The pounding that Goldman Sachs took at the very public hand of departing executive Greg Smith is exceeded only by the beating Smith took from Bloomberg, but Bloomber's readers (thankfully) aren't buying it...
How good are you at putting yourself into someone else's shoes? When you have an innovative idea, it's your responsibility to enable them to "get it." It's your challenge. And if you don’t have the empathy and the patience to help others see what you see, then you will likely fail to win the support you need...
The ability to see things through your customers’ eyes is definitely not something everyone can do. Some, like Steve Jobs, have been quite good at it. Others, like Netflix, completely missed the mark. How well do you really understand and empathize with your customers? How do you know?

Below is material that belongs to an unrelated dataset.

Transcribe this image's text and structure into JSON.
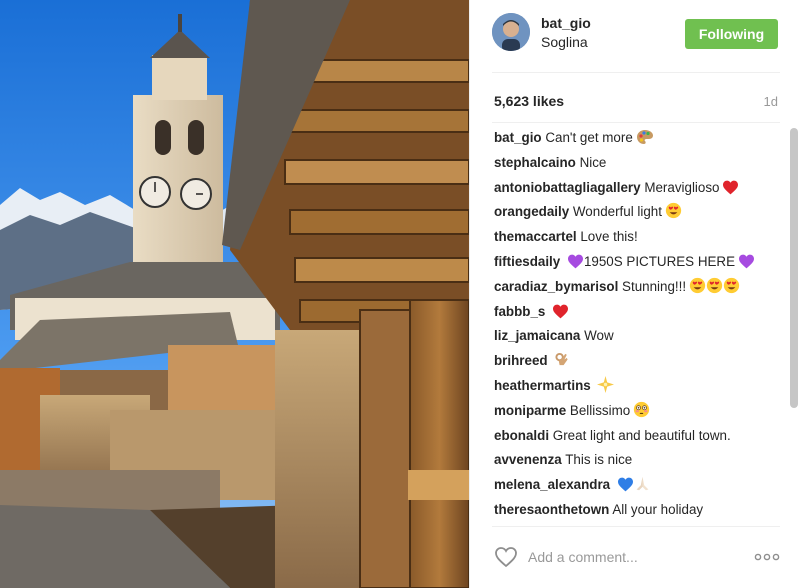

For fishers and innovators, the critical capability isn’t knowing how to fish or having all the answers; it’s knowing how to go about finding the fish and discovering the answers we need. There are a number of important lessons about innovation that can be taken from fishing. Continuing my last post...
Permit me to draw an analogy between fishing and innovation, one that I think provides some important insights. We’ve all heard the old saw about giving someone a fish versus teaching them to fish. But there’s an added level of expertise that goes beyond teaching someone to fish—and it’s the same kind of expertise that innovation requires.
Singing is one of those skills that is difficult to evaluate in ourselves. We rely on feedback from others to determine how we’re doing. (Think of American Idol.) The personal capacity to innovate is a lot like that. It’s difficult to gain an accurate sense of our own creativity or analytical skills or insight. How often have you seen people either discount their creativity or exaggerate it? It’s quite common…and not just in singing competitions.
Most of us spend our lives pursuing knowledge when what we really need is insight. Throughout our education and our careers we strive to learn things that we hope will bring us success. While knowledge is certainly important, a great insight will beat it every time.
Expertise in the field of innovation, like any other expertise, can frequently become a hindrance to further progress. We get comfortable with what we know, what’s worked for us in the past, secure in the knowledge that has already brought us success—along with personal status and influence and income.
We know from extensive research that idea generation can be enhanced—sometimes dramatically—by the in-the-room strategies that are employed. We’ve learned how to leverage our creativity by getting people to think in certain ways (and stop thinking in certain ways), by adopting a certain mindset, a mindset that produces measurably better outcomes. But what about the mindset outside the room? The same level of creativity and spontaneity, of improvisation and exploration that fuels those ideas in the first place, is needed throughout the innovation cycle...and is often lacking.